Element data from apps and pages:
------------------------------------------------------------------------
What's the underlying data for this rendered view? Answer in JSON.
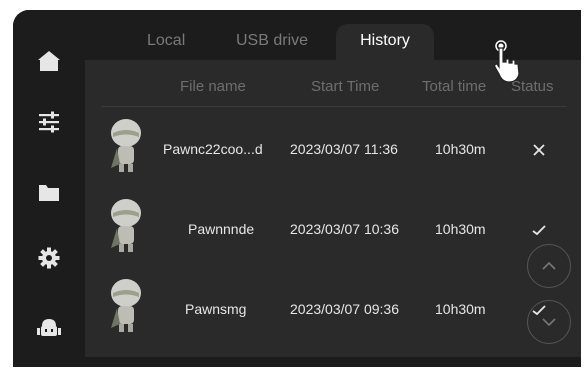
{
  "tabs": [
    {
      "label": "Local"
    },
    {
      "label": "USB drive"
    },
    {
      "label": "History"
    }
  ],
  "table": {
    "columns": [
      "File name",
      "Start Time",
      "Total time",
      "Status"
    ],
    "rows": [
      {
        "file_name": "Pawnc22coo...d",
        "start_time": "2023/03/07 11:36",
        "total_time": "10h30m",
        "status": "failed"
      },
      {
        "file_name": "Pawnnnde",
        "start_time": "2023/03/07 10:36",
        "total_time": "10h30m",
        "status": "completed"
      },
      {
        "file_name": "Pawnsmg",
        "start_time": "2023/03/07 09:36",
        "total_time": "10h30m",
        "status": "completed"
      }
    ]
  },
  "sidebar": {
    "items": [
      {
        "icon": "home-icon"
      },
      {
        "icon": "sliders-icon"
      },
      {
        "icon": "folder-icon"
      },
      {
        "icon": "gear-icon"
      },
      {
        "icon": "robot-icon"
      }
    ]
  },
  "colors": {
    "background": "#1c1c1c",
    "panel": "#2a2a2a",
    "text": "#e6e6e6",
    "muted": "#7a7a7a",
    "active_tab_text": "#ffffff"
  }
}
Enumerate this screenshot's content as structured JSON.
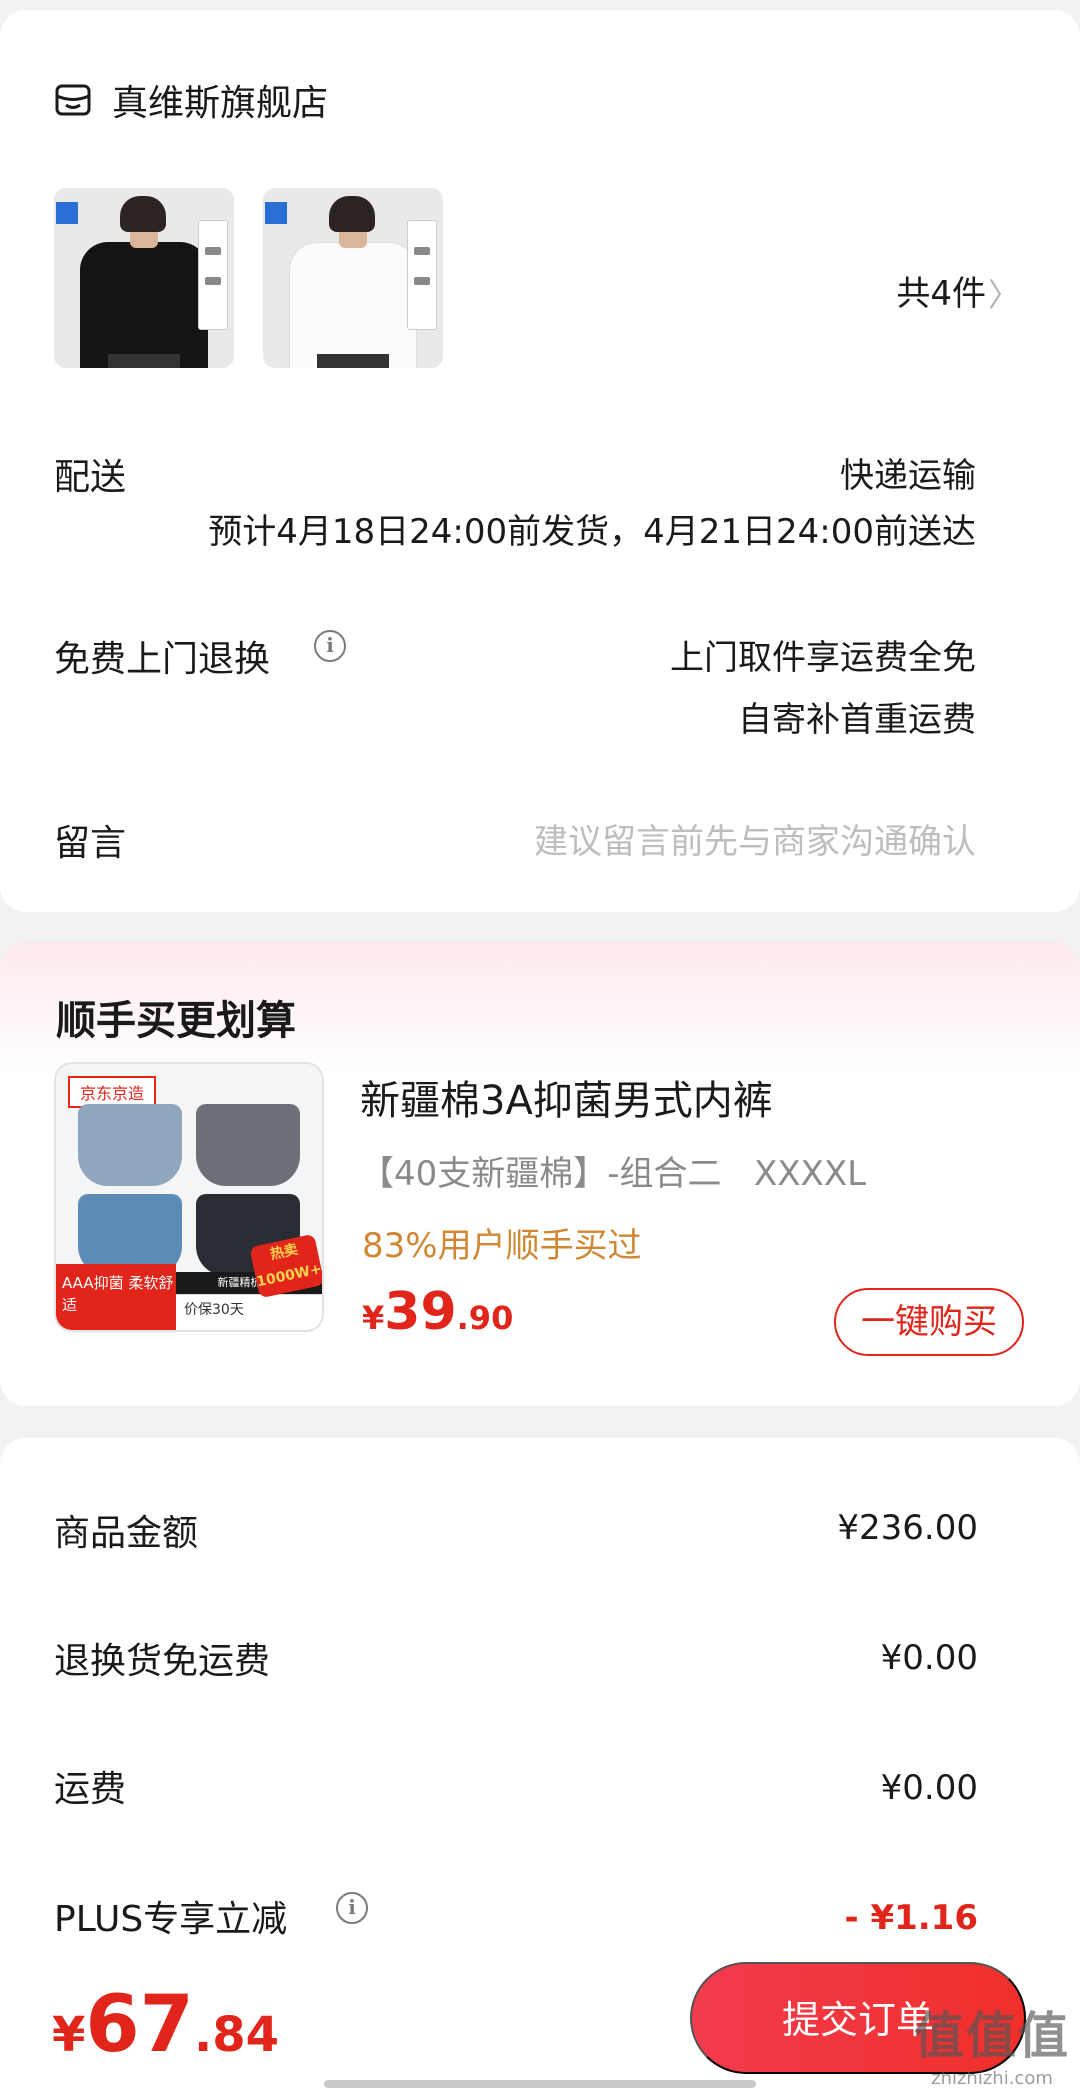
{
  "store": {
    "name": "真维斯旗舰店",
    "item_count": "共4件"
  },
  "delivery": {
    "label": "配送",
    "method": "快递运输",
    "estimate": "预计4月18日24:00前发货，4月21日24:00前送达"
  },
  "returns": {
    "label": "免费上门退换",
    "line1": "上门取件享运费全免",
    "line2": "自寄补首重运费"
  },
  "message": {
    "label": "留言",
    "placeholder": "建议留言前先与商家沟通确认"
  },
  "recommend": {
    "title": "顺手买更划算",
    "product_name": "新疆棉3A抑菌男式内裤",
    "spec": "【40支新疆棉】-组合二   XXXXL",
    "bought": "83%用户顺手买过",
    "price_currency": "¥",
    "price_int": "39",
    "price_dec": ".90",
    "button": "一键购买",
    "image_texts": {
      "brand_tag": "京东京造",
      "band_left": "AAA抑菌 柔软舒适",
      "band_price": "价保30天",
      "band_mid": "新疆精梳棉",
      "hot": "热卖 1000W+"
    }
  },
  "amounts": [
    {
      "label": "商品金额",
      "value": "¥236.00"
    },
    {
      "label": "退换货免运费",
      "value": "¥0.00"
    },
    {
      "label": "运费",
      "value": "¥0.00"
    },
    {
      "label": "PLUS专享立减",
      "value": "- ¥1.16"
    }
  ],
  "total": {
    "currency": "¥",
    "int": "67",
    "dec": ".84"
  },
  "submit_button": "提交订单",
  "watermark": {
    "top": "值值值",
    "bottom": "zhizhizhi.com"
  },
  "colors": {
    "accent_red": "#e1251b",
    "bought_orange": "#cf8734"
  }
}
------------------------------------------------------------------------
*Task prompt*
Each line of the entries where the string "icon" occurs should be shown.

*Output*
        "icon": "home-icon"
        "icon": "sliders-icon"
        "icon": "folder-icon"
        "icon": "gear-icon"
        "icon": "robot-icon"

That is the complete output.